### [REQUIRED ACTION]
Leave the pictures behind and repeat all the entries exactly.

### [DATA TO EXAMINE]
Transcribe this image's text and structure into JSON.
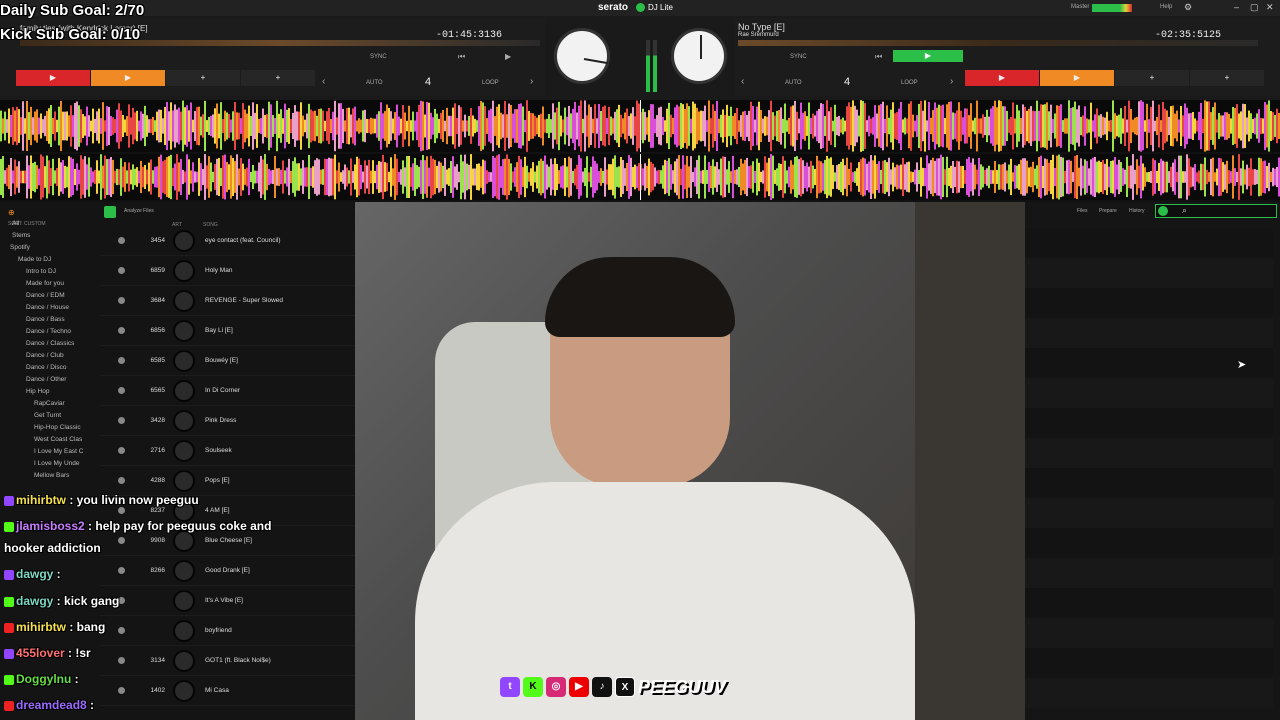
{
  "overlay": {
    "sub_goal": "Daily Sub Goal: 2/70",
    "kick_goal": "Kick Sub Goal: 0/10"
  },
  "app": {
    "name": "serato",
    "product": "DJ Lite",
    "master_label": "Master",
    "help_label": "Help"
  },
  "deck_left": {
    "title": "family ties (with Kendrick Lamar) [E]",
    "time": "-01:45:3",
    "bpm": "136",
    "sync": "SYNC",
    "auto": "AUTO",
    "beats": "4",
    "loop": "LOOP"
  },
  "deck_right": {
    "title": "No Type [E]",
    "artist": "Rae Sremmurd",
    "time": "-02:35:5",
    "bpm": "125",
    "sync": "SYNC",
    "auto": "AUTO",
    "beats": "4",
    "loop": "LOOP"
  },
  "library": {
    "sort_label": "SORT: CUSTOM",
    "analyze_label": "Analyze Files",
    "col_art": "ART",
    "col_song": "SONG",
    "tabs": [
      "Files",
      "Prepare",
      "History"
    ],
    "tree": [
      {
        "label": "All"
      },
      {
        "label": "Stems"
      },
      {
        "label": "Spotify"
      },
      {
        "label": "Made to DJ"
      },
      {
        "label": "Intro to DJ"
      },
      {
        "label": "Made for you"
      },
      {
        "label": "Dance / EDM"
      },
      {
        "label": "Dance / House"
      },
      {
        "label": "Dance / Bass"
      },
      {
        "label": "Dance / Techno"
      },
      {
        "label": "Dance / Classics"
      },
      {
        "label": "Dance / Club"
      },
      {
        "label": "Dance / Disco"
      },
      {
        "label": "Dance / Other"
      },
      {
        "label": "Hip Hop"
      },
      {
        "label": "RapCaviar"
      },
      {
        "label": "Get Turnt"
      },
      {
        "label": "Hip-Hop Classic"
      },
      {
        "label": "West Coast Clas"
      },
      {
        "label": "I Love My East C"
      },
      {
        "label": "I Love My Unde"
      },
      {
        "label": "Mellow Bars"
      }
    ],
    "rows": [
      {
        "num": "3454",
        "song": "eye contact (feat. Council)"
      },
      {
        "num": "6859",
        "song": "Holy Man"
      },
      {
        "num": "3684",
        "song": "REVENGE - Super Slowed"
      },
      {
        "num": "6856",
        "song": "Bay Li [E]"
      },
      {
        "num": "6585",
        "song": "Bouwéy [E]"
      },
      {
        "num": "6565",
        "song": "In Di Corner"
      },
      {
        "num": "3428",
        "song": "Pink Dress"
      },
      {
        "num": "2716",
        "song": "Soulseek"
      },
      {
        "num": "4288",
        "song": "Pops [E]"
      },
      {
        "num": "8237",
        "song": "4 AM [E]"
      },
      {
        "num": "9908",
        "song": "Blue Cheese [E]"
      },
      {
        "num": "8266",
        "song": "Good Drank [E]"
      },
      {
        "num": "",
        "song": "It's A Vibe [E]"
      },
      {
        "num": "",
        "song": "boyfriend"
      },
      {
        "num": "3134",
        "song": "GOT1 (ft. Black Noi$e)"
      },
      {
        "num": "1402",
        "song": "Mi Casa"
      }
    ]
  },
  "chat": [
    {
      "user": "mihirbtw",
      "color": "#f5e050",
      "msg": "you livin now peeguu"
    },
    {
      "user": "jlamisboss2",
      "color": "#c77dff",
      "msg": "help pay for peeguus coke and"
    },
    {
      "user": "",
      "color": "#ffffff",
      "msg": "hooker addiction"
    },
    {
      "user": "dawgy",
      "color": "#7cd8c5",
      "msg": ""
    },
    {
      "user": "dawgy",
      "color": "#7cd8c5",
      "msg": "kick gang"
    },
    {
      "user": "mihirbtw",
      "color": "#f5e050",
      "msg": "bang"
    },
    {
      "user": "455lover",
      "color": "#ff7070",
      "msg": "!sr"
    },
    {
      "user": "Doggylnu",
      "color": "#66dd44",
      "msg": ""
    },
    {
      "user": "dreamdead8",
      "color": "#9b6bff",
      "msg": ""
    }
  ],
  "social": {
    "handle": "PEEGUUV"
  },
  "colors": {
    "accent_red": "#d9262b",
    "accent_orange": "#f08a24",
    "play_green": "#2bbf4a"
  }
}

### [RESULT FOR THIS EXERCISE]
Transcribe this image's text and structure into JSON.
{
  "overlay": {
    "sub_goal": "Daily Sub Goal: 2/70",
    "kick_goal": "Kick Sub Goal: 0/10"
  },
  "app": {
    "name": "serato",
    "product": "DJ Lite",
    "master_label": "Master",
    "help_label": "Help"
  },
  "deck_left": {
    "title": "family ties (with Kendrick Lamar) [E]",
    "time": "-01:45:3",
    "bpm": "136",
    "sync": "SYNC",
    "auto": "AUTO",
    "beats": "4",
    "loop": "LOOP"
  },
  "deck_right": {
    "title": "No Type [E]",
    "artist": "Rae Sremmurd",
    "time": "-02:35:5",
    "bpm": "125",
    "sync": "SYNC",
    "auto": "AUTO",
    "beats": "4",
    "loop": "LOOP"
  },
  "library": {
    "sort_label": "SORT: CUSTOM",
    "analyze_label": "Analyze Files",
    "col_art": "ART",
    "col_song": "SONG",
    "tabs": [
      "Files",
      "Prepare",
      "History"
    ],
    "tree": [
      {
        "label": "All"
      },
      {
        "label": "Stems"
      },
      {
        "label": "Spotify"
      },
      {
        "label": "Made to DJ"
      },
      {
        "label": "Intro to DJ"
      },
      {
        "label": "Made for you"
      },
      {
        "label": "Dance / EDM"
      },
      {
        "label": "Dance / House"
      },
      {
        "label": "Dance / Bass"
      },
      {
        "label": "Dance / Techno"
      },
      {
        "label": "Dance / Classics"
      },
      {
        "label": "Dance / Club"
      },
      {
        "label": "Dance / Disco"
      },
      {
        "label": "Dance / Other"
      },
      {
        "label": "Hip Hop"
      },
      {
        "label": "RapCaviar"
      },
      {
        "label": "Get Turnt"
      },
      {
        "label": "Hip-Hop Classic"
      },
      {
        "label": "West Coast Clas"
      },
      {
        "label": "I Love My East C"
      },
      {
        "label": "I Love My Unde"
      },
      {
        "label": "Mellow Bars"
      }
    ],
    "rows": [
      {
        "num": "3454",
        "song": "eye contact (feat. Council)"
      },
      {
        "num": "6859",
        "song": "Holy Man"
      },
      {
        "num": "3684",
        "song": "REVENGE - Super Slowed"
      },
      {
        "num": "6856",
        "song": "Bay Li [E]"
      },
      {
        "num": "6585",
        "song": "Bouwéy [E]"
      },
      {
        "num": "6565",
        "song": "In Di Corner"
      },
      {
        "num": "3428",
        "song": "Pink Dress"
      },
      {
        "num": "2716",
        "song": "Soulseek"
      },
      {
        "num": "4288",
        "song": "Pops [E]"
      },
      {
        "num": "8237",
        "song": "4 AM [E]"
      },
      {
        "num": "9908",
        "song": "Blue Cheese [E]"
      },
      {
        "num": "8266",
        "song": "Good Drank [E]"
      },
      {
        "num": "",
        "song": "It's A Vibe [E]"
      },
      {
        "num": "",
        "song": "boyfriend"
      },
      {
        "num": "3134",
        "song": "GOT1 (ft. Black Noi$e)"
      },
      {
        "num": "1402",
        "song": "Mi Casa"
      }
    ]
  },
  "chat": [
    {
      "user": "mihirbtw",
      "color": "#f5e050",
      "msg": "you livin now peeguu"
    },
    {
      "user": "jlamisboss2",
      "color": "#c77dff",
      "msg": "help pay for peeguus coke and"
    },
    {
      "user": "",
      "color": "#ffffff",
      "msg": "hooker addiction"
    },
    {
      "user": "dawgy",
      "color": "#7cd8c5",
      "msg": ""
    },
    {
      "user": "dawgy",
      "color": "#7cd8c5",
      "msg": "kick gang"
    },
    {
      "user": "mihirbtw",
      "color": "#f5e050",
      "msg": "bang"
    },
    {
      "user": "455lover",
      "color": "#ff7070",
      "msg": "!sr"
    },
    {
      "user": "Doggylnu",
      "color": "#66dd44",
      "msg": ""
    },
    {
      "user": "dreamdead8",
      "color": "#9b6bff",
      "msg": ""
    }
  ],
  "social": {
    "handle": "PEEGUUV"
  },
  "colors": {
    "accent_red": "#d9262b",
    "accent_orange": "#f08a24",
    "play_green": "#2bbf4a"
  }
}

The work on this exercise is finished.